Minnesota’s former 3rd District Congressman Jim Ramstad announced today that he will NOT jump into the governor’s race.
Presumably, his decision will come as a relief to both his fellow Republicans and DFLers. Ramstad, after all, was a moderate Republican who proved in his one-sided congressional district races that he had the ability to draw support from Republicans, DFLers and independents.
In a statement today, Ramstad did not say why he will not get into the race.
“I’m humbled by the tremendous outpouring of support from people across party lines but I have decided not to become a candidate,’’ Ramstad said. “Although I do plan to continue in public service, it won’t be as governor. I hope whoever is elected governor will bring people together and work in a bipartisan way to address the serious problems facing the state.”
The toughest task Ramstad would have faced in pursuing the governor’s office, may have come from within in his party. Had he chosen to run, he likely would have had a difficult time receiving the endorsement of Republican activists, who are far more conservative.
Ramstad becomes the second highly regarded Republican to step back from getting into the race this month.
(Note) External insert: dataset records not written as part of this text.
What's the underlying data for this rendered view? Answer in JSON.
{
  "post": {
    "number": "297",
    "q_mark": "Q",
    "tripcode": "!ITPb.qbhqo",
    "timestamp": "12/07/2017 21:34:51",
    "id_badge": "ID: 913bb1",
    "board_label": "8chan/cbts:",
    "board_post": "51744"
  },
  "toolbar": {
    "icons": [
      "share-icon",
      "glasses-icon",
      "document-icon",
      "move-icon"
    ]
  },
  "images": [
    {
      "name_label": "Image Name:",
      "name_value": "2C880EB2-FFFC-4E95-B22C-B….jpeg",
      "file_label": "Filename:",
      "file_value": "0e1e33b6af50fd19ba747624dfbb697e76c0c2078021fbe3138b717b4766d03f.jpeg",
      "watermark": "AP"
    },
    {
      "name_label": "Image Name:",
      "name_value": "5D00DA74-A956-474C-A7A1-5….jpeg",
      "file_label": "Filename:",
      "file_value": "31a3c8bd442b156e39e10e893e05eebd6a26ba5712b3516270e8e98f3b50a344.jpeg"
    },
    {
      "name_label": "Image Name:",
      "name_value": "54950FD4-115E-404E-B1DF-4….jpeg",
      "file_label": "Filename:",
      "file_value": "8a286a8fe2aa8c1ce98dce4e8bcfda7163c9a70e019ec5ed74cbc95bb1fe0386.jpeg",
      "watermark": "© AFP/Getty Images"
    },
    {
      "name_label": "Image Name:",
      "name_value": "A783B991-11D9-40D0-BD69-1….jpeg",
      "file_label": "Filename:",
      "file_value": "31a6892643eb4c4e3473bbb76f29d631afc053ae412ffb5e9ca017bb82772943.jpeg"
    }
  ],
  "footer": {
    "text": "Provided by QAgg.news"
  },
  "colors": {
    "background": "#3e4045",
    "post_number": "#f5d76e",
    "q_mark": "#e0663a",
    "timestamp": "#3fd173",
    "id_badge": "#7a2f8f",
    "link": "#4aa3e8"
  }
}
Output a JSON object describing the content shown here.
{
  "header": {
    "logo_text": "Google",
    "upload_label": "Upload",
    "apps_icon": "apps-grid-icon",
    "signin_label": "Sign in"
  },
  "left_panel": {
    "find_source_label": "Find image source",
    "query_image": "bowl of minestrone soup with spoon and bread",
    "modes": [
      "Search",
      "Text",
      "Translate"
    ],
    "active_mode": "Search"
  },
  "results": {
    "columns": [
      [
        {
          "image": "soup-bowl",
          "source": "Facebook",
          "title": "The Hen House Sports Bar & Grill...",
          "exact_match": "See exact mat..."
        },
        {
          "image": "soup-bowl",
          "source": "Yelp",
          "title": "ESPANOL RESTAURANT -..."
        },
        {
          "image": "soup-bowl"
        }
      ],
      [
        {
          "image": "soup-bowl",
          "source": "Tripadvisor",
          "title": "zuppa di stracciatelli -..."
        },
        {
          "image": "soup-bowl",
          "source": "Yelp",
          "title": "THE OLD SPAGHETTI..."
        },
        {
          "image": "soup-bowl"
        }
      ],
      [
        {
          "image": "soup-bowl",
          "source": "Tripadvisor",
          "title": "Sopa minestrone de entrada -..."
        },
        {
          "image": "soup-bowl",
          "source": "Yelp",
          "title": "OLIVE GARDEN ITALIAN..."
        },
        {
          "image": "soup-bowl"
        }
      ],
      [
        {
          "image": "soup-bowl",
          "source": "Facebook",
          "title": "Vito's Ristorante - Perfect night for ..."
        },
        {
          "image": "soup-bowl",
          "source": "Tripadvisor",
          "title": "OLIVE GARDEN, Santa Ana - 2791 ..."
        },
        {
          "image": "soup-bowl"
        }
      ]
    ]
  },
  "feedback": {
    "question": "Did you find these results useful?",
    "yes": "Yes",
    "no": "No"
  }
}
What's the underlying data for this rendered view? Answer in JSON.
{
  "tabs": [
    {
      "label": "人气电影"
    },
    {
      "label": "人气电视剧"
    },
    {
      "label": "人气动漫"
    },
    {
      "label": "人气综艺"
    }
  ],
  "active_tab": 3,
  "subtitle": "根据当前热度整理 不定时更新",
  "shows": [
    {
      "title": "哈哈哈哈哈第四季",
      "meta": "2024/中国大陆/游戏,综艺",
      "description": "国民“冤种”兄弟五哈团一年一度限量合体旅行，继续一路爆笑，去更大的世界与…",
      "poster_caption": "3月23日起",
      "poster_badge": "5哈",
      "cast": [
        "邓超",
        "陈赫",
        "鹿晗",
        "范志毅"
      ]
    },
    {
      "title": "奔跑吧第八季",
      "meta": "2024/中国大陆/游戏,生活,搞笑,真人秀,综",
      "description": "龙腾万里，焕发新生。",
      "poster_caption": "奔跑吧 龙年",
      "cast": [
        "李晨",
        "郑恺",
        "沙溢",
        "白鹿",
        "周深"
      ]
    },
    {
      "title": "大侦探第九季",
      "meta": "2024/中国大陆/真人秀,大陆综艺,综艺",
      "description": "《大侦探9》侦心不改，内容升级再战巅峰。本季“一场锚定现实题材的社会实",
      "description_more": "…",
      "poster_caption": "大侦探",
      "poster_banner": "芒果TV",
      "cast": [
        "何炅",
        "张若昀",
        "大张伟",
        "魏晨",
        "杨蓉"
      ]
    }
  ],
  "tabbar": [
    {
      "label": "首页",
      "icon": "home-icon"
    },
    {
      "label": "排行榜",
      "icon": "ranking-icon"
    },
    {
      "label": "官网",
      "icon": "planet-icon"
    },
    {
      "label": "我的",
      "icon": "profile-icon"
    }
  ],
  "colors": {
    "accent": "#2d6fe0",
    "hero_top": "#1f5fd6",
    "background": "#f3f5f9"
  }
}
Earlier, state Rep. Laura Brod, of New Prague, announced that she had at least temporarily ended her exploration of running.
The big question that remains for now is whether former Sen. Norm Coleman, who tends toward the shrinking moderate portion of the party, will get into the race. Most observers say that Coleman need not rush his decision. Like Ramstad, he might have trouble winning party endorsement. He also now has been beaten twice in statewide races.
In these early stages, at least, the move so far bodes well for Rep. Marty Seifert, the 36-year-old former minority leader of the House.